With the CrossFit Open 2016 upon us we are learning a lot about our strengths and weaknesses ( well I know I am) . We are challenging ourselves and getting to see the progress we have made , some of which we may not have given ourselves credit for till we went outside our comfort zone and competed in this world wide competition .
After open wod 16.1 from all the posts I read and conversations I had with other athletes the biggest surprise seemed to be the overhead lunges and the effect they had on their shoulders. Glaring scapular strength and instability issues came to light. For me this was no surprise as this is an area I struggle with and I am actively working on. Through exercises and side work programmed for me by my coach at CrossFit Perpetua , I am seeing great progress in this area that is translating into all aspects of my upper body strength and overhead stability .
People new to CrossFit and training (myself included) often overdevelop the upper traps . While these are important for moving big weight and will be of benefit , if you want healthy, pain free, strong, unimpeded shoulders there are a lot more muscles that need to be in balance!
An often overlooked muscle is the lower trap, which is very important to overall scapular stability. If you want to improve overhead strength and stability along with pulling, pressing and pushing then get those lower traps healthy and strong! This will also help to stop overloading the rotator cuff muscles (an all too common issue that I myself have suffered from too ).
Everyone should be doing shoulder mobility and stability work even if you have yet to encounter a shoulder pain or issue. Prevention is better than cure as they say!
I recommend that all athletes discuss this with their coach and ask them if they can recommend some exercises or side work that will help to develop scapular strength & stability along with range of motion. It may not be as exciting as those big lifts or intense workouts but mark my words if you want to progress, give the time to building strength and working mobility. This will prevent injuries and hitting numerous brick walls in your progress.
With this in mind here are some of the exercises I do to work my lower traps and improve my scapular strength and stability.
SCAP PUSH UP
Get in the push-up position: straight arms, tight core, and straight legs. Retract your scapula, and then protract it. (Tighten your shoulder blades, and then spread them apart.) Keep your arms straight the whole time. Range of motion will be extremely short in this exercise.
SCAP PULL UP

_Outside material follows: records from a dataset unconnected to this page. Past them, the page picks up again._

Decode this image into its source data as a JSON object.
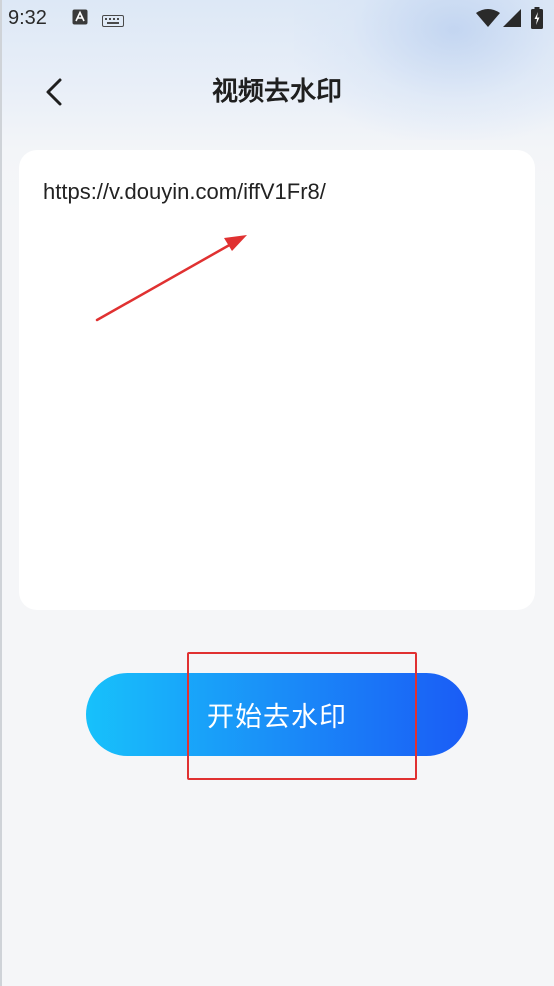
{
  "status_bar": {
    "time": "9:32",
    "icons": [
      "a-notification-icon",
      "keyboard-icon",
      "wifi-icon",
      "signal-icon",
      "battery-icon"
    ]
  },
  "header": {
    "title": "视频去水印",
    "back_icon": "chevron-left-icon"
  },
  "input": {
    "value": "https://v.douyin.com/iffV1Fr8/"
  },
  "actions": {
    "start_label": "开始去水印"
  },
  "colors": {
    "button_gradient_start": "#17c1fb",
    "button_gradient_end": "#1a5cf6",
    "annotation_red": "#e03131"
  }
}
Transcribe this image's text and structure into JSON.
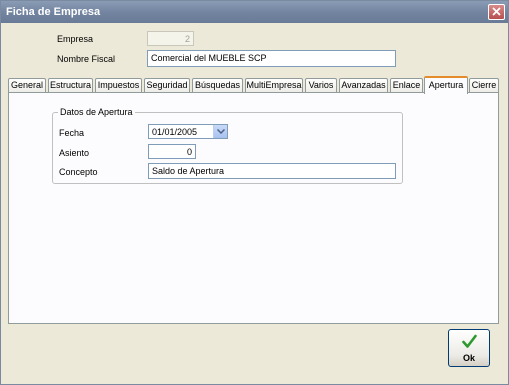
{
  "window": {
    "title": "Ficha de Empresa"
  },
  "header": {
    "empresa_label": "Empresa",
    "empresa_value": "2",
    "nombre_fiscal_label": "Nombre Fiscal",
    "nombre_fiscal_value": "Comercial del MUEBLE SCP"
  },
  "tabs": [
    {
      "label": "General"
    },
    {
      "label": "Estructura"
    },
    {
      "label": "Impuestos"
    },
    {
      "label": "Seguridad"
    },
    {
      "label": "Búsquedas"
    },
    {
      "label": "MultiEmpresa"
    },
    {
      "label": "Varios"
    },
    {
      "label": "Avanzadas"
    },
    {
      "label": "Enlace"
    },
    {
      "label": "Apertura",
      "active": true
    },
    {
      "label": "Cierre"
    }
  ],
  "apertura": {
    "group_title": "Datos de Apertura",
    "fecha_label": "Fecha",
    "fecha_value": "01/01/2005",
    "asiento_label": "Asiento",
    "asiento_value": "0",
    "concepto_label": "Concepto",
    "concepto_value": "Saldo de Apertura"
  },
  "footer": {
    "ok_label": "Ok"
  },
  "icons": {
    "close": "close-icon",
    "ok": "checkmark-icon",
    "dropdown": "chevron-down-icon"
  },
  "colors": {
    "titlebar": "#71839f",
    "active_tab_accent": "#e68b2c",
    "ok_check": "#2e9a2e"
  }
}
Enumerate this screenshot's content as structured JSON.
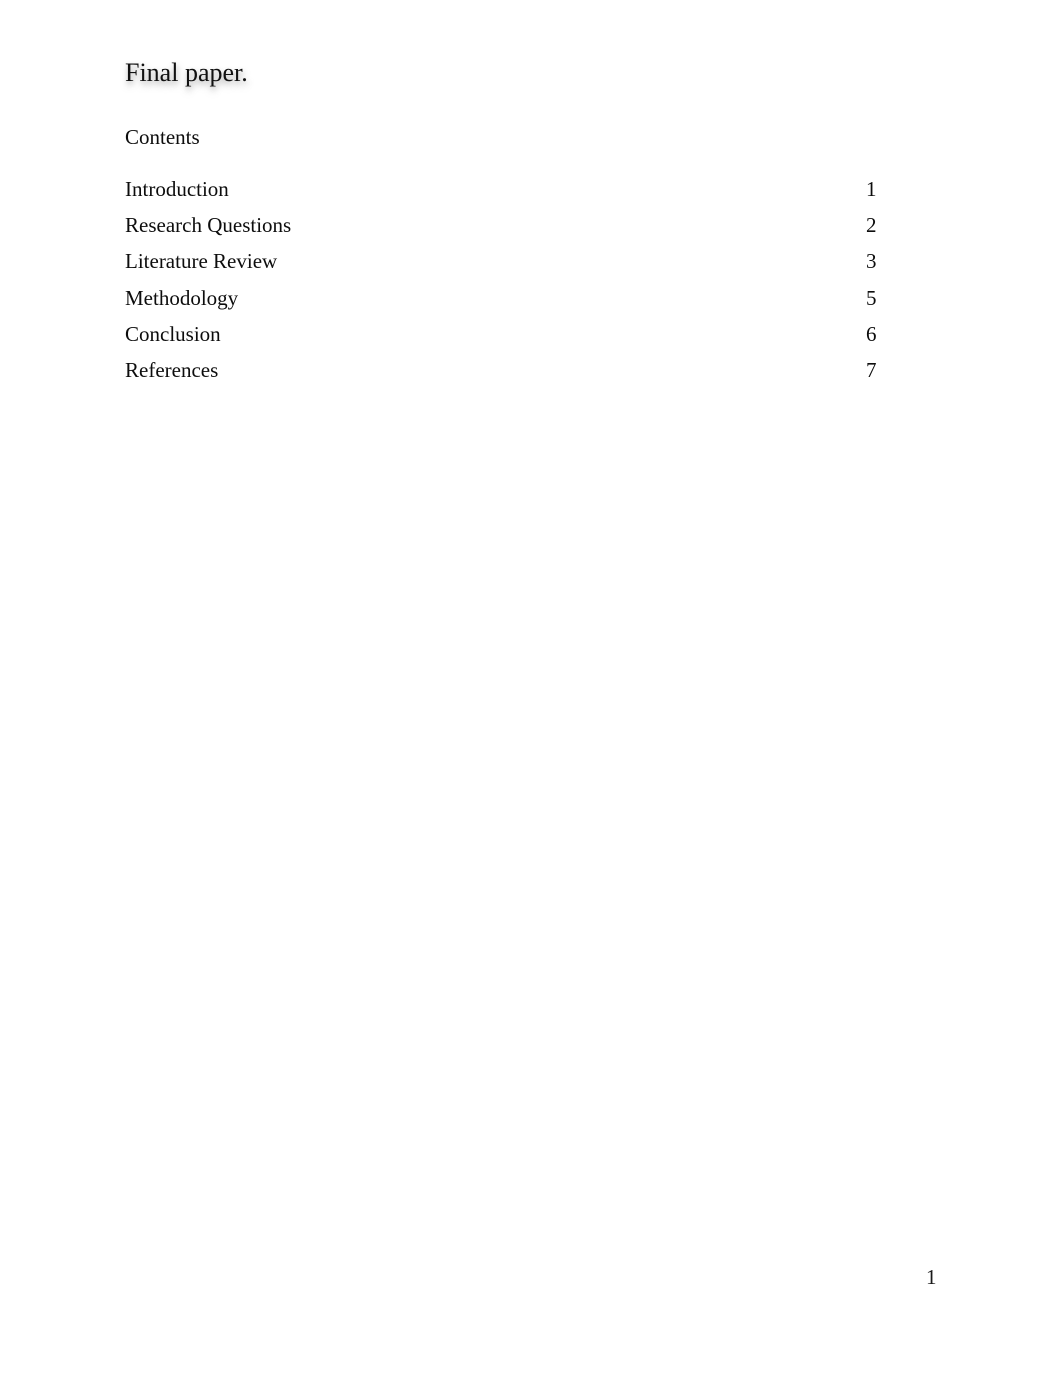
{
  "document": {
    "title": "Final paper.",
    "contents_heading": "Contents",
    "toc": [
      {
        "label": "Introduction",
        "page": "1"
      },
      {
        "label": "Research Questions",
        "page": "2"
      },
      {
        "label": "Literature Review",
        "page": "3"
      },
      {
        "label": "Methodology",
        "page": "5"
      },
      {
        "label": "Conclusion",
        "page": "6"
      },
      {
        "label": "References",
        "page": "7"
      }
    ],
    "footer": {
      "page_number": "1"
    }
  }
}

Set up on a pull up bar with arms at full extension. Without flexing your elbows, pull your shoulder blades together. You should rise several inches as the scapula are pulled together. Hold, then return and repeat.
Using an elevated bench lay down on one side, you can lean Grab a dumbbell/plate in your hand and let hang down in front of body off the bench. Palm should be turned toward body and arm straight. This is the starting position.
Initiate the movement with scap retraction raising the dumbbell up until is above your shoulder. Pause, then lower dumbbell back down slowly to starting position.
BAND PULL APARTS
Begin with your arms extended straight out in front of you, holding the band with both hands. Initiate the movement by moving your hands out laterally to your sides. Keep your elbows extended as you perform the movement, bringing the band to your chest. Ensure that you keep your shoulders back during the exercise. Pause as you complete the movement, returning to the starting position under control.
NO MONEY DRILL
Stand up tall hold the band between each hand with the elbows at the side and bent to 90 degrees. Keep the palms facing up and the thumbs pointed out. Retract the shoulder blades and pull the band apart, trying to keep the elbows close to the body. Return slowly to the starting position.
This is just a small selection of many exercises that can help. Talk to your coach about which are best for you to start with and they can set you rep schemes, band strengths, weights and tempos to suit your ability and specific needs.